_Stored entries_.
* * * * * * * * *

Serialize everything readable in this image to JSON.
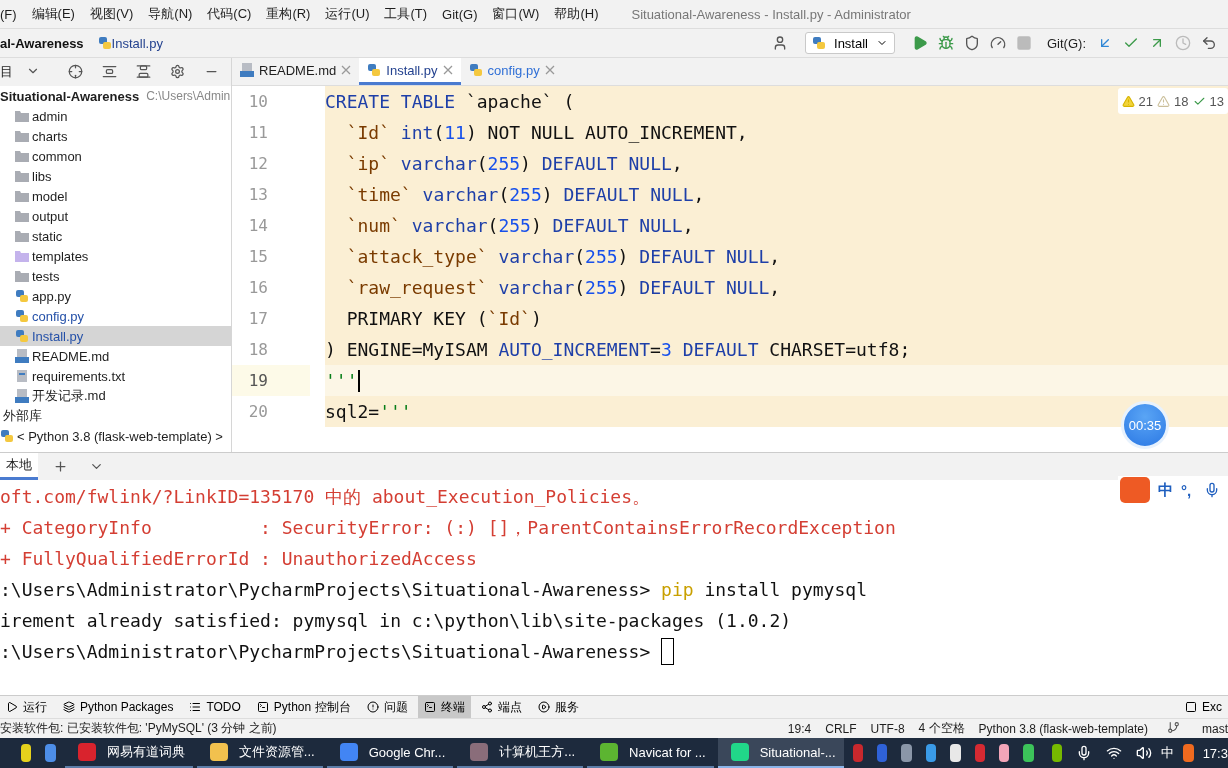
{
  "menu": [
    "(F)",
    "编辑(E)",
    "视图(V)",
    "导航(N)",
    "代码(C)",
    "重构(R)",
    "运行(U)",
    "工具(T)",
    "Git(G)",
    "窗口(W)",
    "帮助(H)"
  ],
  "window": {
    "title": "Situational-Awareness - Install.py - Administrator"
  },
  "breadcrumb": [
    "al-Awareness",
    "Install.py"
  ],
  "toolbar": {
    "run_config": "Install",
    "git_label": "Git(G):"
  },
  "project_panel": {
    "title": "目"
  },
  "tree": [
    {
      "label": "Situational-Awareness",
      "path": "C:\\Users\\Admin",
      "kind": "root",
      "selected": false,
      "children": [
        {
          "label": "admin",
          "kind": "folder",
          "selected": false,
          "modified": false
        },
        {
          "label": "charts",
          "kind": "folder",
          "selected": false,
          "modified": false
        },
        {
          "label": "common",
          "kind": "folder",
          "selected": false,
          "modified": false
        },
        {
          "label": "libs",
          "kind": "folder",
          "selected": false,
          "modified": false
        },
        {
          "label": "model",
          "kind": "folder",
          "selected": false,
          "modified": false
        },
        {
          "label": "output",
          "kind": "folder",
          "selected": false,
          "modified": false
        },
        {
          "label": "static",
          "kind": "folder",
          "selected": false,
          "modified": false
        },
        {
          "label": "templates",
          "kind": "template-folder",
          "selected": false,
          "modified": false
        },
        {
          "label": "tests",
          "kind": "folder",
          "selected": false,
          "modified": false
        },
        {
          "label": "app.py",
          "kind": "python",
          "selected": false,
          "modified": false
        },
        {
          "label": "config.py",
          "kind": "python",
          "selected": false,
          "modified": true
        },
        {
          "label": "Install.py",
          "kind": "python",
          "selected": true,
          "modified": true
        },
        {
          "label": "README.md",
          "kind": "markdown",
          "selected": false,
          "modified": false
        },
        {
          "label": "requirements.txt",
          "kind": "text",
          "selected": false,
          "modified": false
        },
        {
          "label": "开发记录.md",
          "kind": "markdown",
          "selected": false,
          "modified": false
        }
      ]
    },
    {
      "label": "外部库",
      "kind": "library",
      "selected": false,
      "children": [
        {
          "label": "< Python 3.8 (flask-web-template) >",
          "kind": "python",
          "selected": false,
          "modified": false
        }
      ]
    }
  ],
  "editor_tabs": [
    {
      "label": "README.md",
      "kind": "markdown",
      "selected": false,
      "modified": false
    },
    {
      "label": "Install.py",
      "kind": "python",
      "selected": true,
      "modified": true
    },
    {
      "label": "config.py",
      "kind": "python",
      "selected": false,
      "modified": true
    }
  ],
  "inspections": {
    "errors": "21",
    "warnings": "18",
    "typos": "13"
  },
  "code": [
    {
      "number": "10",
      "current": false,
      "tokens": [
        {
          "text": "CREATE TABLE ",
          "kind": "keyword"
        },
        {
          "text": "`apache`",
          "kind": "plain"
        },
        {
          "text": " (",
          "kind": "plain"
        }
      ]
    },
    {
      "number": "11",
      "current": false,
      "tokens": [
        {
          "text": "  `Id` ",
          "kind": "ident"
        },
        {
          "text": "int",
          "kind": "keyword"
        },
        {
          "text": "(",
          "kind": "plain"
        },
        {
          "text": "11",
          "kind": "number"
        },
        {
          "text": ") NOT NULL AUTO_INCREMENT,",
          "kind": "plain"
        }
      ]
    },
    {
      "number": "12",
      "current": false,
      "tokens": [
        {
          "text": "  `ip` ",
          "kind": "ident"
        },
        {
          "text": "varchar",
          "kind": "keyword"
        },
        {
          "text": "(",
          "kind": "plain"
        },
        {
          "text": "255",
          "kind": "number"
        },
        {
          "text": ") ",
          "kind": "plain"
        },
        {
          "text": "DEFAULT NULL",
          "kind": "keyword"
        },
        {
          "text": ",",
          "kind": "plain"
        }
      ]
    },
    {
      "number": "13",
      "current": false,
      "tokens": [
        {
          "text": "  `time` ",
          "kind": "ident"
        },
        {
          "text": "varchar",
          "kind": "keyword"
        },
        {
          "text": "(",
          "kind": "plain"
        },
        {
          "text": "255",
          "kind": "number"
        },
        {
          "text": ") ",
          "kind": "plain"
        },
        {
          "text": "DEFAULT NULL",
          "kind": "keyword"
        },
        {
          "text": ",",
          "kind": "plain"
        }
      ]
    },
    {
      "number": "14",
      "current": false,
      "tokens": [
        {
          "text": "  `num` ",
          "kind": "ident"
        },
        {
          "text": "varchar",
          "kind": "keyword"
        },
        {
          "text": "(",
          "kind": "plain"
        },
        {
          "text": "255",
          "kind": "number"
        },
        {
          "text": ") ",
          "kind": "plain"
        },
        {
          "text": "DEFAULT NULL",
          "kind": "keyword"
        },
        {
          "text": ",",
          "kind": "plain"
        }
      ]
    },
    {
      "number": "15",
      "current": false,
      "tokens": [
        {
          "text": "  `attack_type` ",
          "kind": "ident"
        },
        {
          "text": "varchar",
          "kind": "keyword"
        },
        {
          "text": "(",
          "kind": "plain"
        },
        {
          "text": "255",
          "kind": "number"
        },
        {
          "text": ") ",
          "kind": "plain"
        },
        {
          "text": "DEFAULT NULL",
          "kind": "keyword"
        },
        {
          "text": ",",
          "kind": "plain"
        }
      ]
    },
    {
      "number": "16",
      "current": false,
      "tokens": [
        {
          "text": "  `raw_request` ",
          "kind": "ident"
        },
        {
          "text": "varchar",
          "kind": "keyword"
        },
        {
          "text": "(",
          "kind": "plain"
        },
        {
          "text": "255",
          "kind": "number"
        },
        {
          "text": ") ",
          "kind": "plain"
        },
        {
          "text": "DEFAULT NULL",
          "kind": "keyword"
        },
        {
          "text": ",",
          "kind": "plain"
        }
      ]
    },
    {
      "number": "17",
      "current": false,
      "tokens": [
        {
          "text": "  PRIMARY KEY (",
          "kind": "plain"
        },
        {
          "text": "`Id`",
          "kind": "ident"
        },
        {
          "text": ")",
          "kind": "plain"
        }
      ]
    },
    {
      "number": "18",
      "current": false,
      "tokens": [
        {
          "text": ") ENGINE=MyISAM ",
          "kind": "plain"
        },
        {
          "text": "AUTO_INCREMENT",
          "kind": "keyword"
        },
        {
          "text": "=",
          "kind": "plain"
        },
        {
          "text": "3",
          "kind": "number"
        },
        {
          "text": " DEFAULT",
          "kind": "keyword"
        },
        {
          "text": " CHARSET=utf8;",
          "kind": "plain"
        }
      ]
    },
    {
      "number": "19",
      "current": true,
      "tokens": [
        {
          "text": "'''",
          "kind": "string"
        }
      ]
    },
    {
      "number": "20",
      "current": false,
      "tokens": [
        {
          "text": "sql2=",
          "kind": "plain"
        },
        {
          "text": "'''",
          "kind": "string"
        }
      ]
    }
  ],
  "timer": "00:35",
  "terminal": {
    "tabs": [
      {
        "label": "本地",
        "selected": true
      }
    ],
    "lines": [
      {
        "tokens": [
          {
            "text": "oft.com/fwlink/?LinkID=135170 中的 about_Execution_Policies。",
            "kind": "error"
          }
        ],
        "cursor": false
      },
      {
        "tokens": [
          {
            "text": "+ CategoryInfo          : SecurityError: (:) []，ParentContainsErrorRecordException",
            "kind": "error"
          }
        ],
        "cursor": false
      },
      {
        "tokens": [
          {
            "text": "+ FullyQualifiedErrorId : UnauthorizedAccess",
            "kind": "error"
          }
        ],
        "cursor": false
      },
      {
        "tokens": [
          {
            "text": ":\\Users\\Administrator\\PycharmProjects\\Situational-Awareness> ",
            "kind": "plain"
          },
          {
            "text": "pip",
            "kind": "command"
          },
          {
            "text": " install pymysql",
            "kind": "plain"
          }
        ],
        "cursor": false
      },
      {
        "tokens": [
          {
            "text": "irement already satisfied: pymysql in c:\\python\\lib\\site-packages (1.0.2)",
            "kind": "plain"
          }
        ],
        "cursor": false
      },
      {
        "tokens": [
          {
            "text": ":\\Users\\Administrator\\PycharmProjects\\Situational-Awareness> ",
            "kind": "plain"
          }
        ],
        "cursor": true
      }
    ]
  },
  "ime": {
    "mode": "中",
    "punct": "°,"
  },
  "tool_windows": [
    {
      "label": "运行",
      "kind": "run",
      "selected": false
    },
    {
      "label": "Python Packages",
      "kind": "packages",
      "selected": false
    },
    {
      "label": "TODO",
      "kind": "todo",
      "selected": false
    },
    {
      "label": "Python 控制台",
      "kind": "console",
      "selected": false
    },
    {
      "label": "问题",
      "kind": "problems",
      "selected": false
    },
    {
      "label": "终端",
      "kind": "terminal",
      "selected": true
    },
    {
      "label": "端点",
      "kind": "endpoints",
      "selected": false
    },
    {
      "label": "服务",
      "kind": "services",
      "selected": false
    }
  ],
  "tool_windows_right": "Exc",
  "status_bar": {
    "message": "安装软件包: 已安装软件包: 'PyMySQL' (3 分钟 之前)",
    "items": [
      "19:4",
      "CRLF",
      "UTF-8",
      "4 个空格",
      "Python 3.8 (flask-web-template)"
    ],
    "branch": "mast"
  },
  "taskbar": {
    "apps": [
      {
        "label": "网易有道词典",
        "color": "#d9232d",
        "selected": false
      },
      {
        "label": "文件资源管...",
        "color": "#f2c14e",
        "selected": false
      },
      {
        "label": "Google Chr...",
        "color": "#4285f4",
        "selected": false
      },
      {
        "label": "计算机王方...",
        "color": "#8a6d7a",
        "selected": false
      },
      {
        "label": "Navicat for ...",
        "color": "#5cb531",
        "selected": false
      },
      {
        "label": "Situational-...",
        "color": "#21d789",
        "selected": true
      }
    ],
    "tray_lang": "中",
    "clock": "17:3"
  }
}
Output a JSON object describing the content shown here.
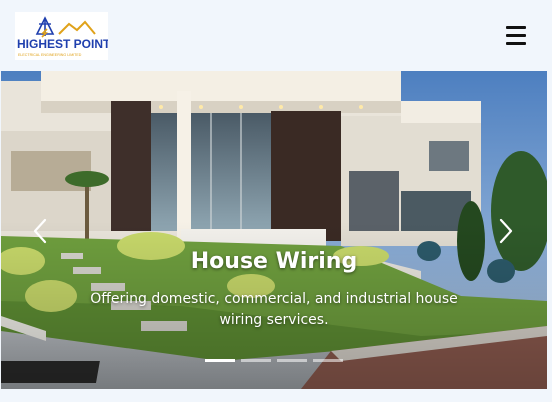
{
  "brand": {
    "name": "HIGHEST POINT",
    "tagline": "ELECTRICAL ENGINEERING LIMITED"
  },
  "navbar": {
    "menu_icon": "hamburger-menu-icon"
  },
  "carousel": {
    "slides": [
      {
        "title": "House Wiring",
        "text": "Offering domestic, commercial, and industrial house wiring services."
      }
    ],
    "active_slide": 1,
    "indicator_count": 4,
    "prev_icon": "chevron-left-icon",
    "next_icon": "chevron-right-icon"
  },
  "colors": {
    "brand_blue": "#1f3fae",
    "brand_gold": "#e0a21a",
    "page_bg": "#f1f6fc"
  }
}
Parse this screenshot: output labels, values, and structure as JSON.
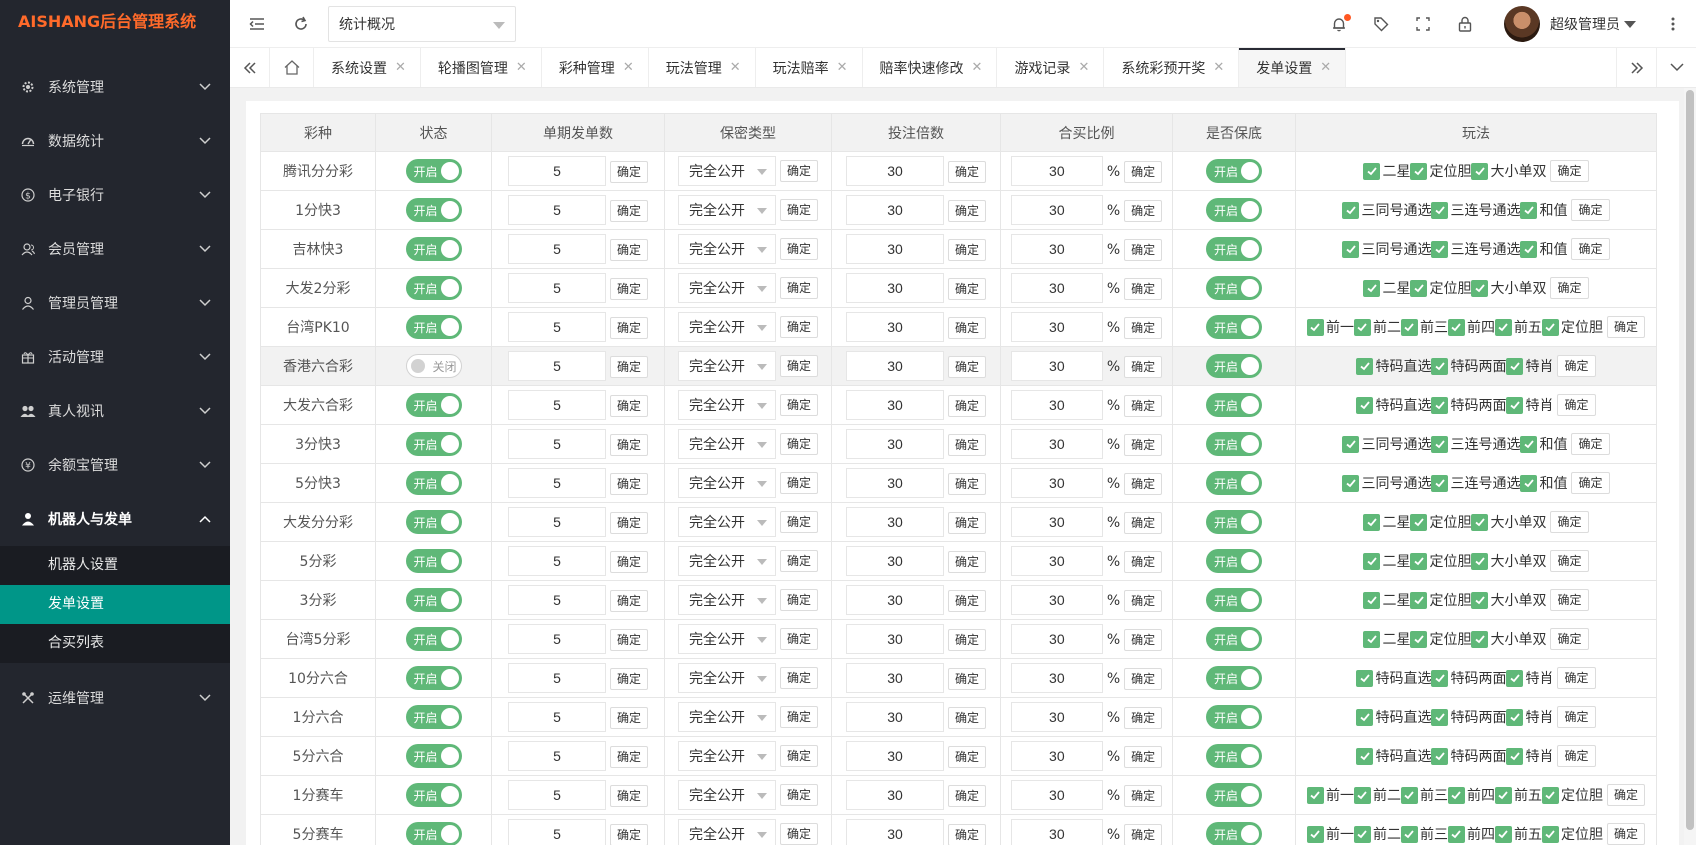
{
  "app": {
    "logo_text": "AISHANG后台管理系统"
  },
  "sidebar": {
    "items": [
      {
        "label": "系统管理",
        "icon": "gear-icon"
      },
      {
        "label": "数据统计",
        "icon": "dashboard-icon"
      },
      {
        "label": "电子银行",
        "icon": "dollar-icon"
      },
      {
        "label": "会员管理",
        "icon": "users-icon"
      },
      {
        "label": "管理员管理",
        "icon": "user-icon"
      },
      {
        "label": "活动管理",
        "icon": "gift-icon"
      },
      {
        "label": "真人视讯",
        "icon": "group-icon"
      },
      {
        "label": "余额宝管理",
        "icon": "yen-icon"
      },
      {
        "label": "机器人与发单",
        "icon": "person-icon"
      },
      {
        "label": "运维管理",
        "icon": "tools-icon"
      }
    ],
    "submenu": [
      {
        "label": "机器人设置"
      },
      {
        "label": "发单设置"
      },
      {
        "label": "合买列表"
      }
    ]
  },
  "topbar": {
    "breadcrumb_value": "统计概况",
    "user_name": "超级管理员"
  },
  "tabs": [
    {
      "label": "系统设置"
    },
    {
      "label": "轮播图管理"
    },
    {
      "label": "彩种管理"
    },
    {
      "label": "玩法管理"
    },
    {
      "label": "玩法赔率"
    },
    {
      "label": "赔率快速修改"
    },
    {
      "label": "游戏记录"
    },
    {
      "label": "系统彩预开奖"
    },
    {
      "label": "发单设置"
    }
  ],
  "table": {
    "headers": [
      "彩种",
      "状态",
      "单期发单数",
      "保密类型",
      "投注倍数",
      "合买比例",
      "是否保底",
      "玩法"
    ],
    "on_label": "开启",
    "off_label": "关闭",
    "confirm_label": "确定",
    "percent_sign": "%",
    "rows": [
      {
        "name": "腾讯分分彩",
        "status": "开启",
        "count": "5",
        "secrecy": "完全公开",
        "multiple": "30",
        "ratio": "30",
        "guarantee": "开启",
        "plays": [
          "二星",
          "定位胆",
          "大小单双"
        ]
      },
      {
        "name": "1分快3",
        "status": "开启",
        "count": "5",
        "secrecy": "完全公开",
        "multiple": "30",
        "ratio": "30",
        "guarantee": "开启",
        "plays": [
          "三同号通选",
          "三连号通选",
          "和值"
        ]
      },
      {
        "name": "吉林快3",
        "status": "开启",
        "count": "5",
        "secrecy": "完全公开",
        "multiple": "30",
        "ratio": "30",
        "guarantee": "开启",
        "plays": [
          "三同号通选",
          "三连号通选",
          "和值"
        ]
      },
      {
        "name": "大发2分彩",
        "status": "开启",
        "count": "5",
        "secrecy": "完全公开",
        "multiple": "30",
        "ratio": "30",
        "guarantee": "开启",
        "plays": [
          "二星",
          "定位胆",
          "大小单双"
        ]
      },
      {
        "name": "台湾PK10",
        "status": "开启",
        "count": "5",
        "secrecy": "完全公开",
        "multiple": "30",
        "ratio": "30",
        "guarantee": "开启",
        "plays": [
          "前一",
          "前二",
          "前三",
          "前四",
          "前五",
          "定位胆"
        ]
      },
      {
        "name": "香港六合彩",
        "status": "关闭",
        "count": "5",
        "secrecy": "完全公开",
        "multiple": "30",
        "ratio": "30",
        "guarantee": "开启",
        "plays": [
          "特码直选",
          "特码两面",
          "特肖"
        ]
      },
      {
        "name": "大发六合彩",
        "status": "开启",
        "count": "5",
        "secrecy": "完全公开",
        "multiple": "30",
        "ratio": "30",
        "guarantee": "开启",
        "plays": [
          "特码直选",
          "特码两面",
          "特肖"
        ]
      },
      {
        "name": "3分快3",
        "status": "开启",
        "count": "5",
        "secrecy": "完全公开",
        "multiple": "30",
        "ratio": "30",
        "guarantee": "开启",
        "plays": [
          "三同号通选",
          "三连号通选",
          "和值"
        ]
      },
      {
        "name": "5分快3",
        "status": "开启",
        "count": "5",
        "secrecy": "完全公开",
        "multiple": "30",
        "ratio": "30",
        "guarantee": "开启",
        "plays": [
          "三同号通选",
          "三连号通选",
          "和值"
        ]
      },
      {
        "name": "大发分分彩",
        "status": "开启",
        "count": "5",
        "secrecy": "完全公开",
        "multiple": "30",
        "ratio": "30",
        "guarantee": "开启",
        "plays": [
          "二星",
          "定位胆",
          "大小单双"
        ]
      },
      {
        "name": "5分彩",
        "status": "开启",
        "count": "5",
        "secrecy": "完全公开",
        "multiple": "30",
        "ratio": "30",
        "guarantee": "开启",
        "plays": [
          "二星",
          "定位胆",
          "大小单双"
        ]
      },
      {
        "name": "3分彩",
        "status": "开启",
        "count": "5",
        "secrecy": "完全公开",
        "multiple": "30",
        "ratio": "30",
        "guarantee": "开启",
        "plays": [
          "二星",
          "定位胆",
          "大小单双"
        ]
      },
      {
        "name": "台湾5分彩",
        "status": "开启",
        "count": "5",
        "secrecy": "完全公开",
        "multiple": "30",
        "ratio": "30",
        "guarantee": "开启",
        "plays": [
          "二星",
          "定位胆",
          "大小单双"
        ]
      },
      {
        "name": "10分六合",
        "status": "开启",
        "count": "5",
        "secrecy": "完全公开",
        "multiple": "30",
        "ratio": "30",
        "guarantee": "开启",
        "plays": [
          "特码直选",
          "特码两面",
          "特肖"
        ]
      },
      {
        "name": "1分六合",
        "status": "开启",
        "count": "5",
        "secrecy": "完全公开",
        "multiple": "30",
        "ratio": "30",
        "guarantee": "开启",
        "plays": [
          "特码直选",
          "特码两面",
          "特肖"
        ]
      },
      {
        "name": "5分六合",
        "status": "开启",
        "count": "5",
        "secrecy": "完全公开",
        "multiple": "30",
        "ratio": "30",
        "guarantee": "开启",
        "plays": [
          "特码直选",
          "特码两面",
          "特肖"
        ]
      },
      {
        "name": "1分赛车",
        "status": "开启",
        "count": "5",
        "secrecy": "完全公开",
        "multiple": "30",
        "ratio": "30",
        "guarantee": "开启",
        "plays": [
          "前一",
          "前二",
          "前三",
          "前四",
          "前五",
          "定位胆"
        ]
      },
      {
        "name": "5分赛车",
        "status": "开启",
        "count": "5",
        "secrecy": "完全公开",
        "multiple": "30",
        "ratio": "30",
        "guarantee": "开启",
        "plays": [
          "前一",
          "前二",
          "前三",
          "前四",
          "前五",
          "定位胆"
        ]
      }
    ]
  }
}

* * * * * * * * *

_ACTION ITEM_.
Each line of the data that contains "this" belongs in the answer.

_TASK ANSWER_.
Serialize everything readable in this image to JSON.
Parse this screenshot: output labels, values, and structure as JSON.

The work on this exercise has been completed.